(RECORDS FOR THIS EXERCISE Opens)

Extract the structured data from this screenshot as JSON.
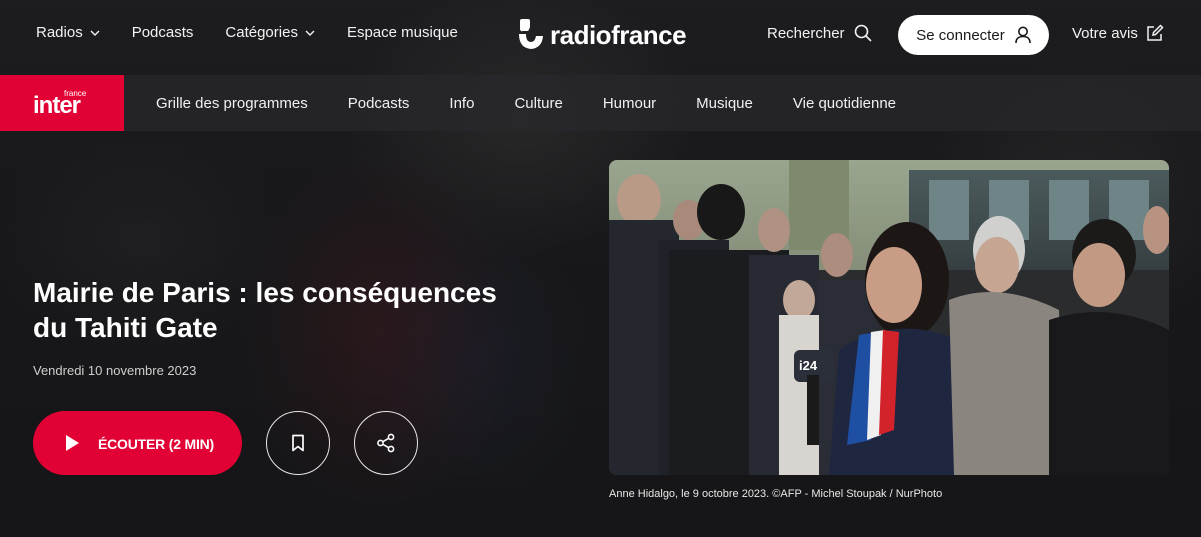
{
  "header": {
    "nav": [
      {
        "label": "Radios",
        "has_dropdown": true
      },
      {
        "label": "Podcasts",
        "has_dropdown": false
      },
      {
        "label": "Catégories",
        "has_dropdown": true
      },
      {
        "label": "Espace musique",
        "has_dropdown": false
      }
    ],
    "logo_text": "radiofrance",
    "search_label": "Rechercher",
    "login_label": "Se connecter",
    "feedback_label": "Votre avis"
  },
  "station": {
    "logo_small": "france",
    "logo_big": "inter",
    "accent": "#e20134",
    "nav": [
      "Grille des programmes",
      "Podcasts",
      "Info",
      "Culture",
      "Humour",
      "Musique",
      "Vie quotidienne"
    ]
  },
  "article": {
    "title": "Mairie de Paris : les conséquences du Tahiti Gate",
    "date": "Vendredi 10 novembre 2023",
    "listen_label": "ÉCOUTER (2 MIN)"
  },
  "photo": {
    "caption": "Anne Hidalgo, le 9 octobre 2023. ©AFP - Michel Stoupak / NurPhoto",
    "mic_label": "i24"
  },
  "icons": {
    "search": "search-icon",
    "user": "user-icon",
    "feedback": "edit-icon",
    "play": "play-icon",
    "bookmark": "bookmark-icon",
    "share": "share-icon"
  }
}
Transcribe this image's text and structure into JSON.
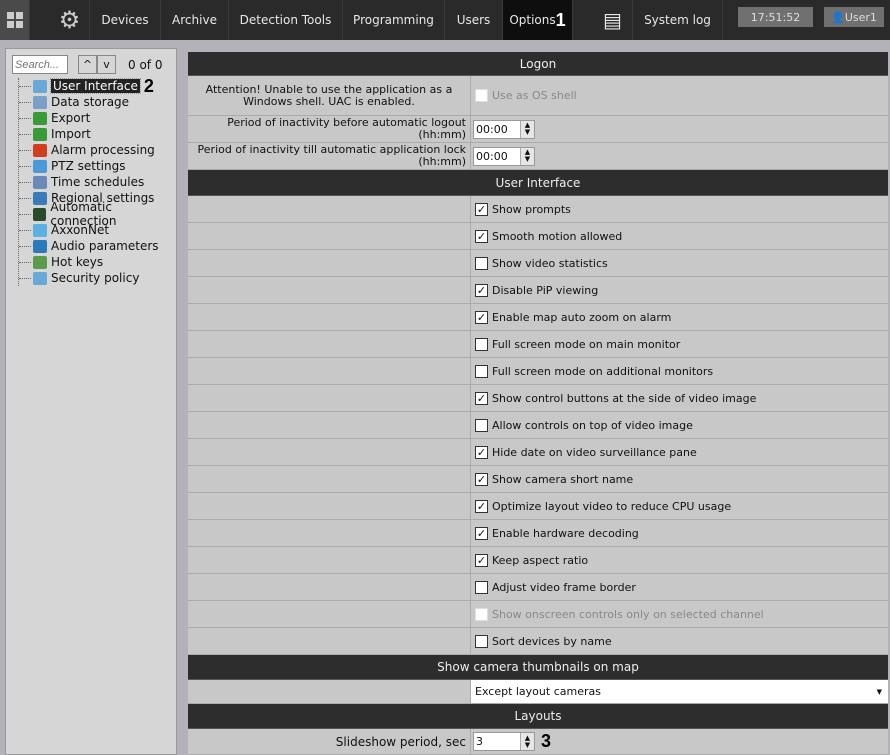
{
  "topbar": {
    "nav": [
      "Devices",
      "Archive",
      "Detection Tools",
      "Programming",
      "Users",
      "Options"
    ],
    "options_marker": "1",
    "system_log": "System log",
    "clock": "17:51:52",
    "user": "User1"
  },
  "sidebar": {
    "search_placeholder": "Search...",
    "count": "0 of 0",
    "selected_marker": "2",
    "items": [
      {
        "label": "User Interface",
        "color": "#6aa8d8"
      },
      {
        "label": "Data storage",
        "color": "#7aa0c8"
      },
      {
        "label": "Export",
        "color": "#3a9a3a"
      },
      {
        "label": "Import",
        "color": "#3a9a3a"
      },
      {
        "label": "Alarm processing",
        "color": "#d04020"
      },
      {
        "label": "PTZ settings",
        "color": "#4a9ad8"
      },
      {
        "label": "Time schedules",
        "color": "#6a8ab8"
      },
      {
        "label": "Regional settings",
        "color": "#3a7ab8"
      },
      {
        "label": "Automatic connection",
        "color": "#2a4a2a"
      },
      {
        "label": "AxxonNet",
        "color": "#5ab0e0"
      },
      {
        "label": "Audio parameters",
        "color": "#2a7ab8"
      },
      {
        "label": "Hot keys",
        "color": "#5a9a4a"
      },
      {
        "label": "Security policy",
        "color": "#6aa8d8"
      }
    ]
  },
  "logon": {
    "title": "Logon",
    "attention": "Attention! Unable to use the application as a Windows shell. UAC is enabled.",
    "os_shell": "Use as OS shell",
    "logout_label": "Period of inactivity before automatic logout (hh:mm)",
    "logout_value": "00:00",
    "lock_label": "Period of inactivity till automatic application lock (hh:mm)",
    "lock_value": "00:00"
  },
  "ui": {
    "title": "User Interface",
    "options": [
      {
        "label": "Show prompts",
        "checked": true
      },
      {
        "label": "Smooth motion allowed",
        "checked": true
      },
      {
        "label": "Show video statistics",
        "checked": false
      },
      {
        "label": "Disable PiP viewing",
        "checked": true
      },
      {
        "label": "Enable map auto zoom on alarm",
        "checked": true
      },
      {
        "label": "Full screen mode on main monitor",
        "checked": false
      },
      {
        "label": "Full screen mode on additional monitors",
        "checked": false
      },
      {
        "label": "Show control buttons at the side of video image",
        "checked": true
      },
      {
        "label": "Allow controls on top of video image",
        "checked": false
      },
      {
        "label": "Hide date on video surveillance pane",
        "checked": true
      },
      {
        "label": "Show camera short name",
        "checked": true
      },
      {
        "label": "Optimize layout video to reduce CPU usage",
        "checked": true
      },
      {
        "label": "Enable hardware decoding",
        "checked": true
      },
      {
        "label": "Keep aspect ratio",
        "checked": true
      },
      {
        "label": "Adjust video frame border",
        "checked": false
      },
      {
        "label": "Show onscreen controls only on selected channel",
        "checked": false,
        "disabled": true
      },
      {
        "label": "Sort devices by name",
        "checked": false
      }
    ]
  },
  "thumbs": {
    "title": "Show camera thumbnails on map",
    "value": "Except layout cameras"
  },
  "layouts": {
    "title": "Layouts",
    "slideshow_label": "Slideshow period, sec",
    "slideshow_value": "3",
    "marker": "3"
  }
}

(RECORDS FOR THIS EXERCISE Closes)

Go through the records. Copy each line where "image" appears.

Transcribe this image's text and structure into JSON.
        "label": "Show control buttons at the side of video image",
        "label": "Allow controls on top of video image",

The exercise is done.